Assignment =
For each line below that holds the word "title", make a copy.

Input =
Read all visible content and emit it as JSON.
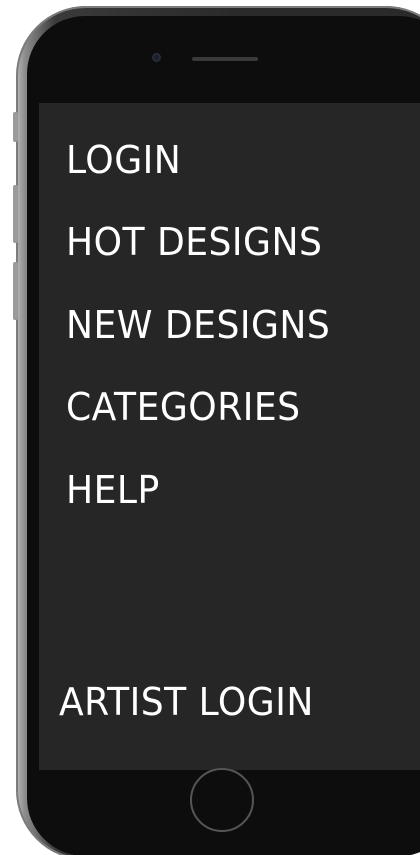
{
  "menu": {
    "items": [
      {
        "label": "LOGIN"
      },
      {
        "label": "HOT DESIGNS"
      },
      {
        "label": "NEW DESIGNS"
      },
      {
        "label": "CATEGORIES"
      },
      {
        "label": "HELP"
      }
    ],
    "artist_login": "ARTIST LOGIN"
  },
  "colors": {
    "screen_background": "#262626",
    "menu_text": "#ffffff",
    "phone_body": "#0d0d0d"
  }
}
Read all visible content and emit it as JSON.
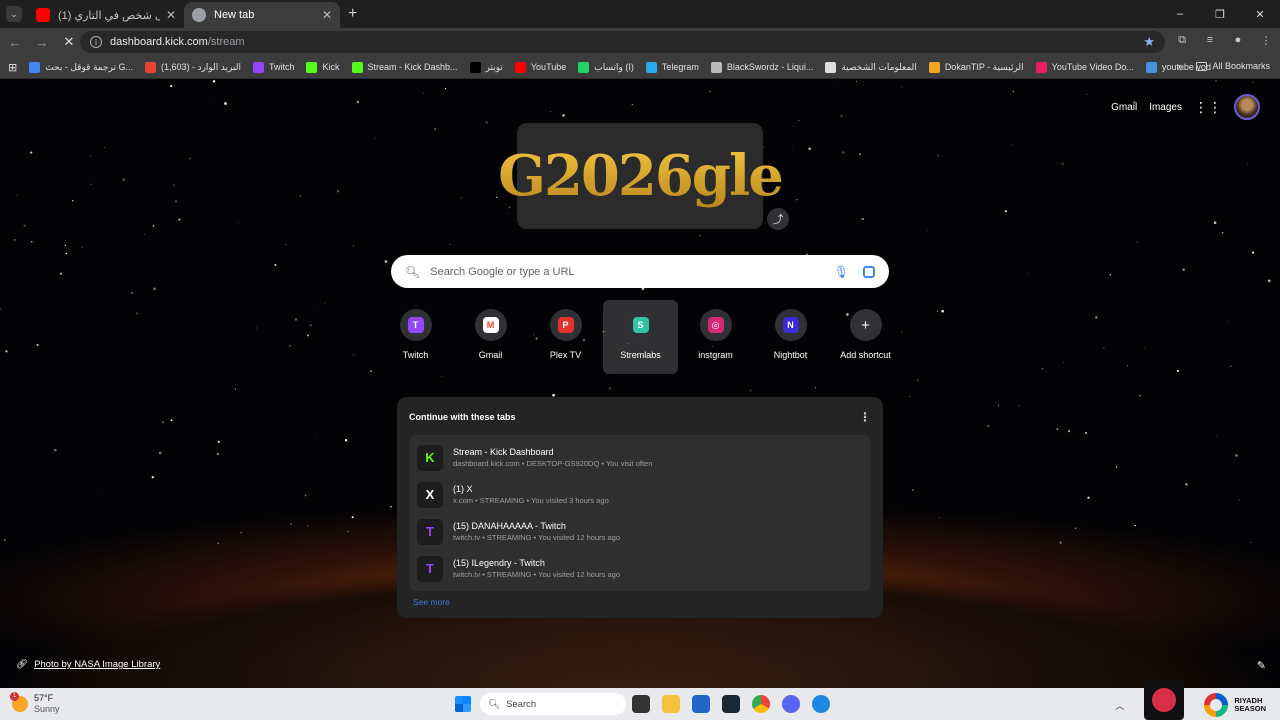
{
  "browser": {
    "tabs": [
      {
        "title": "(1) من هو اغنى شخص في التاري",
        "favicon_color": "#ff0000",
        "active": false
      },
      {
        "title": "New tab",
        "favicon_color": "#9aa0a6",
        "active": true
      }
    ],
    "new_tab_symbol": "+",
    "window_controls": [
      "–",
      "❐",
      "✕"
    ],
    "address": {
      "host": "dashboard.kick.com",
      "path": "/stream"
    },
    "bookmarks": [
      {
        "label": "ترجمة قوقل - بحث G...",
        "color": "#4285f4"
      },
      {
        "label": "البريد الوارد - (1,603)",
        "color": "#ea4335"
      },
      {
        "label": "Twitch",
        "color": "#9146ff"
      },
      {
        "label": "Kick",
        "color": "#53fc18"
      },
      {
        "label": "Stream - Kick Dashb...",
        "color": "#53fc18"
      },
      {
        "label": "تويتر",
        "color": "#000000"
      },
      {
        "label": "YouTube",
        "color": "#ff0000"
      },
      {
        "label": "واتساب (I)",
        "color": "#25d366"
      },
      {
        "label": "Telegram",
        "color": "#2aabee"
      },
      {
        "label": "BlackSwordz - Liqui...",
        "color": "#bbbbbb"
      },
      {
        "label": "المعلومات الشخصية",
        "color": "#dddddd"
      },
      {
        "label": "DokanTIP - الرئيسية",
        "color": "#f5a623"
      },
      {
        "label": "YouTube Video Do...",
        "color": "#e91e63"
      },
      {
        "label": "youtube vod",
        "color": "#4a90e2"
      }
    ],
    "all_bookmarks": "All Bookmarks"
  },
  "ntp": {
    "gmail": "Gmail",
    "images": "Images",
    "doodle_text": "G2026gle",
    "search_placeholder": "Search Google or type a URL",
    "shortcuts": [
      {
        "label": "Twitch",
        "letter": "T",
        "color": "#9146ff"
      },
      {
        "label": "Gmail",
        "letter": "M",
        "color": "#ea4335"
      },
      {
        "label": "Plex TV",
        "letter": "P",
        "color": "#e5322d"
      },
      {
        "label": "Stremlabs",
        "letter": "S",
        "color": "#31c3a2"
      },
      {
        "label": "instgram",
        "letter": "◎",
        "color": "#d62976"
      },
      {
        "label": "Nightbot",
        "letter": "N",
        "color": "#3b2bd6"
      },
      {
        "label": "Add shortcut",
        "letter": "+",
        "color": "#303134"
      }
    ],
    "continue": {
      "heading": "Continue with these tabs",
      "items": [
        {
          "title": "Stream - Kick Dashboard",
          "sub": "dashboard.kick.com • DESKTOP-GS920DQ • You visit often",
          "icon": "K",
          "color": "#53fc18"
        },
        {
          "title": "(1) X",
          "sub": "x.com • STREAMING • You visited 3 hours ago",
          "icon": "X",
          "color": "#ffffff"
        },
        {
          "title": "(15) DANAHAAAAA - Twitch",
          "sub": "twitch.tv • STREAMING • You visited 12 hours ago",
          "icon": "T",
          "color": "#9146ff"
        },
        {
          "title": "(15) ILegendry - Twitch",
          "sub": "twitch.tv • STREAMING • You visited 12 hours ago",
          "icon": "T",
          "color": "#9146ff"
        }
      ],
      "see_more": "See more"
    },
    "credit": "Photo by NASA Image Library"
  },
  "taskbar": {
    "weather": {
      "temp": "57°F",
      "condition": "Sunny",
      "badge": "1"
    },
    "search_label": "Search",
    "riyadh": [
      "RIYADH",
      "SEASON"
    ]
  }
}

Task result =
        "title": "(1) من هو اغنى شخص في التاري",
        "title": "New tab",
          "title": "Stream - Kick Dashboard",
          "title": "(1) X",
          "title": "(15) DANAHAAAAA - Twitch",
          "title": "(15) ILegendry - Twitch",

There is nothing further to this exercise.